1
Rushmore

Like the movies it lovingly details, The Wes Anderson Collection is a beautiful object, a weighty, oversize 300+-pager that's a physical pleasure to page through. But it's also a phenomenal work of criticism. Matt Zoller Seitz's essays incisively tease out the themes in Anderson's individual films, and his lengthy interviews with Anderson -- whom Seitz first covered as a novice filmmaker in the Dallas Observer 20 years ago -- are both familiar and exacting. 

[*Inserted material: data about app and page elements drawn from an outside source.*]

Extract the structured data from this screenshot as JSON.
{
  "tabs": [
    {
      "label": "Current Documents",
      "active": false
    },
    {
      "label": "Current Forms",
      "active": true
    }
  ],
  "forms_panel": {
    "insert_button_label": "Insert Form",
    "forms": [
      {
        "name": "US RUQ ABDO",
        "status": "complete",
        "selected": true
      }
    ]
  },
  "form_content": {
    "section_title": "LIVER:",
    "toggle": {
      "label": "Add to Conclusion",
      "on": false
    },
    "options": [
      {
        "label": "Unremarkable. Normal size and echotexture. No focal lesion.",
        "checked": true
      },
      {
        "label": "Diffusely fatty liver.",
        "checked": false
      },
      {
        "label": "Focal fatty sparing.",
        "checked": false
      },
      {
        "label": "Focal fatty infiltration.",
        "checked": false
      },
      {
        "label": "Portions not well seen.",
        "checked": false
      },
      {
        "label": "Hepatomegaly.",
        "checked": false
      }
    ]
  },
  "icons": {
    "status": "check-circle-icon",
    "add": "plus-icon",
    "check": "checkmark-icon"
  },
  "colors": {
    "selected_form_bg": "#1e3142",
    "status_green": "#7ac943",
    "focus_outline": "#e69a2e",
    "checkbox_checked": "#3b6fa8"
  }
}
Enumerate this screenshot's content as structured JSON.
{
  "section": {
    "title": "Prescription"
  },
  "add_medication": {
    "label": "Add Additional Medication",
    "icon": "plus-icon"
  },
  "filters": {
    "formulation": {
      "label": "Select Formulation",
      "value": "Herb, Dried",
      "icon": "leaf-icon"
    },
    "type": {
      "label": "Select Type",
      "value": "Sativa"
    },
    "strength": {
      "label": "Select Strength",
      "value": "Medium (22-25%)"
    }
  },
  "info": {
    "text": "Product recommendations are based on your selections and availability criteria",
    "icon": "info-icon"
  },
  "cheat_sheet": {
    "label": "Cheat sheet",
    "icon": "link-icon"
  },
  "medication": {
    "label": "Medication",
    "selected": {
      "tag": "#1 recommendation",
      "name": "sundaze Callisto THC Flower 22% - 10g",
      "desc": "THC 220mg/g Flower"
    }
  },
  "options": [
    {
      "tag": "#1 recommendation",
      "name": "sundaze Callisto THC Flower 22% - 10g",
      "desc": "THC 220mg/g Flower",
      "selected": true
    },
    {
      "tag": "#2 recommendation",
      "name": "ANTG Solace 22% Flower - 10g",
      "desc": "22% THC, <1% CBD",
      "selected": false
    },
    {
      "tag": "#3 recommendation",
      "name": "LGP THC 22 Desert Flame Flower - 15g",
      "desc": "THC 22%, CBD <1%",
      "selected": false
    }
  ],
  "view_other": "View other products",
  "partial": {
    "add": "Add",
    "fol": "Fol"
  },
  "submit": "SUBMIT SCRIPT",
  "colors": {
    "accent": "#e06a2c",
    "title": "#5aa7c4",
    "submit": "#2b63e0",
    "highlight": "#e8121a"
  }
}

The book's been getting rave reviews and selling briskly, and now Seitz is unveiling a series of video essays via his blog at RogerEbert.com. Today, the series hits Rushmore, the movie that first unveiled Anderson's mature style, and it's a treat to feast on those images once more while listening to Seitz discuss what he calls one of few "perfect films." The text is taken largely from Seitz's essay in The Wes Anderson Collection, but he delivers it in amiably offhand fashion, at one point barely suppressing a laugh. Perhaps his most surprising insight is seeing Jason Schwartzman's Max Fischer as a parody of the hyper-confident, rule-breaking heroes incarnated in the 1980s by Robin Williams and Eddie Murphy, as well as Bill Murray, who here plays an older, sadder version of that character. (According to Anderson's interview, Murray played the part for a total of $9,000, and turned down the offer for a piece of the gross.) More video essays will follow, but for now enjoy the first two in the series, and check out Seitz' previous five-part video essay series on Anderson, "The Substance of Style."


This article is related to: From the Wire, Wes Anderson, Matt Zoller Seitz, Jason Schwartzman, Bill Murray


E-Mail Updates